= Recorded data =

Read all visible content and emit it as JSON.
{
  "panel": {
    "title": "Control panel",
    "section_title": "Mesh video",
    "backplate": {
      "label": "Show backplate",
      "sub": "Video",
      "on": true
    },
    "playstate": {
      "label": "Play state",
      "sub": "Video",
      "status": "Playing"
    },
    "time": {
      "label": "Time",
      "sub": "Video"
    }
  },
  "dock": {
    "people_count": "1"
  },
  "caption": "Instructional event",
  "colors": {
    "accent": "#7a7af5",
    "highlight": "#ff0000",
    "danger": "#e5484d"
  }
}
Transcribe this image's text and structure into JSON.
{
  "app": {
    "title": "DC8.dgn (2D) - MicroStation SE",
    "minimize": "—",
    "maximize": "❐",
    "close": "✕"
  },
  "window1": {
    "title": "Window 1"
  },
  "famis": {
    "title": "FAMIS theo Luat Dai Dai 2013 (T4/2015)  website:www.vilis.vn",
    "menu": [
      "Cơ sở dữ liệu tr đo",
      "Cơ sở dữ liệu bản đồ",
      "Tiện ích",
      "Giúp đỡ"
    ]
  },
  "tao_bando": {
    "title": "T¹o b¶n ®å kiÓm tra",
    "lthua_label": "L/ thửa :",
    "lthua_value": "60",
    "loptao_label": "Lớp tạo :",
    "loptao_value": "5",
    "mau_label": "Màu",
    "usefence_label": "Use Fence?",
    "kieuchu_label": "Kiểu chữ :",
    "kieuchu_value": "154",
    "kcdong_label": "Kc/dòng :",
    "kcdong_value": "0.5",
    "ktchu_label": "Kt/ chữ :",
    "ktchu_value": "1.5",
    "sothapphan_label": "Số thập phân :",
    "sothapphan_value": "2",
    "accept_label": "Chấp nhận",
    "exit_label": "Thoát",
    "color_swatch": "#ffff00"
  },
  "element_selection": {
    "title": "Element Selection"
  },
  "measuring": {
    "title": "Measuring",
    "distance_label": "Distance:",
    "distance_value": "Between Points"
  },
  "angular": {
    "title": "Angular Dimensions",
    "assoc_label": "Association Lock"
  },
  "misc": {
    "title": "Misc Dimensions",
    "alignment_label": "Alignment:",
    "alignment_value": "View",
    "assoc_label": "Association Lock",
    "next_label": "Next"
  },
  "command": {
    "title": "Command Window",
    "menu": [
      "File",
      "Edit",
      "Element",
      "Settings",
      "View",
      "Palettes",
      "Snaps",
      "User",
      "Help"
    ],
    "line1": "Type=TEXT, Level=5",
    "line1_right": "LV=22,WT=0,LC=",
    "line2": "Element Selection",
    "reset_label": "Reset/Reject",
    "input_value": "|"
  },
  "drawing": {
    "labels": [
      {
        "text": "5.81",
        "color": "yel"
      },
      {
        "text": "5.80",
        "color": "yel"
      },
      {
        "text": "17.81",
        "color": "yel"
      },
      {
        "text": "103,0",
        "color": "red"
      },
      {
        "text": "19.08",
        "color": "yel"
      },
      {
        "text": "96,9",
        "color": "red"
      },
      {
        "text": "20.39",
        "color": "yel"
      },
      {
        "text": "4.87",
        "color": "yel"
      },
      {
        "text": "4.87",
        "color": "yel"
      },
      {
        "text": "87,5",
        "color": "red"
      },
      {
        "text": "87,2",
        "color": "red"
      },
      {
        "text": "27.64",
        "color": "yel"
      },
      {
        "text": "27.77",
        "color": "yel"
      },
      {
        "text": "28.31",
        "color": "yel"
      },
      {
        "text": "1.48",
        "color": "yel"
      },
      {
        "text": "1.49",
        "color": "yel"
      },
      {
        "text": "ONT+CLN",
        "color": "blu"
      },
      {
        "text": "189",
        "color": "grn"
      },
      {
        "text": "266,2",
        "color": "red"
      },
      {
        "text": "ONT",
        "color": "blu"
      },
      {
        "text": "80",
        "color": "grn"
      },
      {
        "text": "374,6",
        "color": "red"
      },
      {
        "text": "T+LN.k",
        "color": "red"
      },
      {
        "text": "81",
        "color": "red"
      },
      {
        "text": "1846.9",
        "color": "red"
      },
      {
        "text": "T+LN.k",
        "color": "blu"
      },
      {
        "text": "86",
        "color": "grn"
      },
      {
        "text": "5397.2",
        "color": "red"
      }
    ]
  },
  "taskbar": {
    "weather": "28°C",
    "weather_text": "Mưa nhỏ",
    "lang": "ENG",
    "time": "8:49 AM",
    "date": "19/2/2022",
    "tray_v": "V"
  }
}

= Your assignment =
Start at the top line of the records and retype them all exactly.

= Response box =
Read all visible content and emit it as JSON.
{
  "panel": {
    "title": "Control panel",
    "section_title": "Mesh video",
    "backplate": {
      "label": "Show backplate",
      "sub": "Video",
      "on": true
    },
    "playstate": {
      "label": "Play state",
      "sub": "Video",
      "status": "Playing"
    },
    "time": {
      "label": "Time",
      "sub": "Video"
    }
  },
  "dock": {
    "people_count": "1"
  },
  "caption": "Instructional event",
  "colors": {
    "accent": "#7a7af5",
    "highlight": "#ff0000",
    "danger": "#e5484d"
  }
}
Transcribe this image's text and structure into JSON.
{
  "app": {
    "title": "DC8.dgn (2D) - MicroStation SE",
    "minimize": "—",
    "maximize": "❐",
    "close": "✕"
  },
  "window1": {
    "title": "Window 1"
  },
  "famis": {
    "title": "FAMIS theo Luat Dai Dai 2013 (T4/2015)  website:www.vilis.vn",
    "menu": [
      "Cơ sở dữ liệu tr đo",
      "Cơ sở dữ liệu bản đồ",
      "Tiện ích",
      "Giúp đỡ"
    ]
  },
  "tao_bando": {
    "title": "T¹o b¶n ®å kiÓm tra",
    "lthua_label": "L/ thửa :",
    "lthua_value": "60",
    "loptao_label": "Lớp tạo :",
    "loptao_value": "5",
    "mau_label": "Màu",
    "usefence_label": "Use Fence?",
    "kieuchu_label": "Kiểu chữ :",
    "kieuchu_value": "154",
    "kcdong_label": "Kc/dòng :",
    "kcdong_value": "0.5",
    "ktchu_label": "Kt/ chữ :",
    "ktchu_value": "1.5",
    "sothapphan_label": "Số thập phân :",
    "sothapphan_value": "2",
    "accept_label": "Chấp nhận",
    "exit_label": "Thoát",
    "color_swatch": "#ffff00"
  },
  "element_selection": {
    "title": "Element Selection"
  },
  "measuring": {
    "title": "Measuring",
    "distance_label": "Distance:",
    "distance_value": "Between Points"
  },
  "angular": {
    "title": "Angular Dimensions",
    "assoc_label": "Association Lock"
  },
  "misc": {
    "title": "Misc Dimensions",
    "alignment_label": "Alignment:",
    "alignment_value": "View",
    "assoc_label": "Association Lock",
    "next_label": "Next"
  },
  "command": {
    "title": "Command Window",
    "menu": [
      "File",
      "Edit",
      "Element",
      "Settings",
      "View",
      "Palettes",
      "Snaps",
      "User",
      "Help"
    ],
    "line1": "Type=TEXT, Level=5",
    "line1_right": "LV=22,WT=0,LC=",
    "line2": "Element Selection",
    "reset_label": "Reset/Reject",
    "input_value": "|"
  },
  "drawing": {
    "labels": [
      {
        "text": "5.81",
        "color": "yel"
      },
      {
        "text": "5.80",
        "color": "yel"
      },
      {
        "text": "17.81",
        "color": "yel"
      },
      {
        "text": "103,0",
        "color": "red"
      },
      {
        "text": "19.08",
        "color": "yel"
      },
      {
        "text": "96,9",
        "color": "red"
      },
      {
        "text": "20.39",
        "color": "yel"
      },
      {
        "text": "4.87",
        "color": "yel"
      },
      {
        "text": "4.87",
        "color": "yel"
      },
      {
        "text": "87,5",
        "color": "red"
      },
      {
        "text": "87,2",
        "color": "red"
      },
      {
        "text": "27.64",
        "color": "yel"
      },
      {
        "text": "27.77",
        "color": "yel"
      },
      {
        "text": "28.31",
        "color": "yel"
      },
      {
        "text": "1.48",
        "color": "yel"
      },
      {
        "text": "1.49",
        "color": "yel"
      },
      {
        "text": "ONT+CLN",
        "color": "blu"
      },
      {
        "text": "189",
        "color": "grn"
      },
      {
        "text": "266,2",
        "color": "red"
      },
      {
        "text": "ONT",
        "color": "blu"
      },
      {
        "text": "80",
        "color": "grn"
      },
      {
        "text": "374,6",
        "color": "red"
      },
      {
        "text": "T+LN.k",
        "color": "red"
      },
      {
        "text": "81",
        "color": "red"
      },
      {
        "text": "1846.9",
        "color": "red"
      },
      {
        "text": "T+LN.k",
        "color": "blu"
      },
      {
        "text": "86",
        "color": "grn"
      },
      {
        "text": "5397.2",
        "color": "red"
      }
    ]
  },
  "taskbar": {
    "weather": "28°C",
    "weather_text": "Mưa nhỏ",
    "lang": "ENG",
    "time": "8:49 AM",
    "date": "19/2/2022",
    "tray_v": "V"
  }
}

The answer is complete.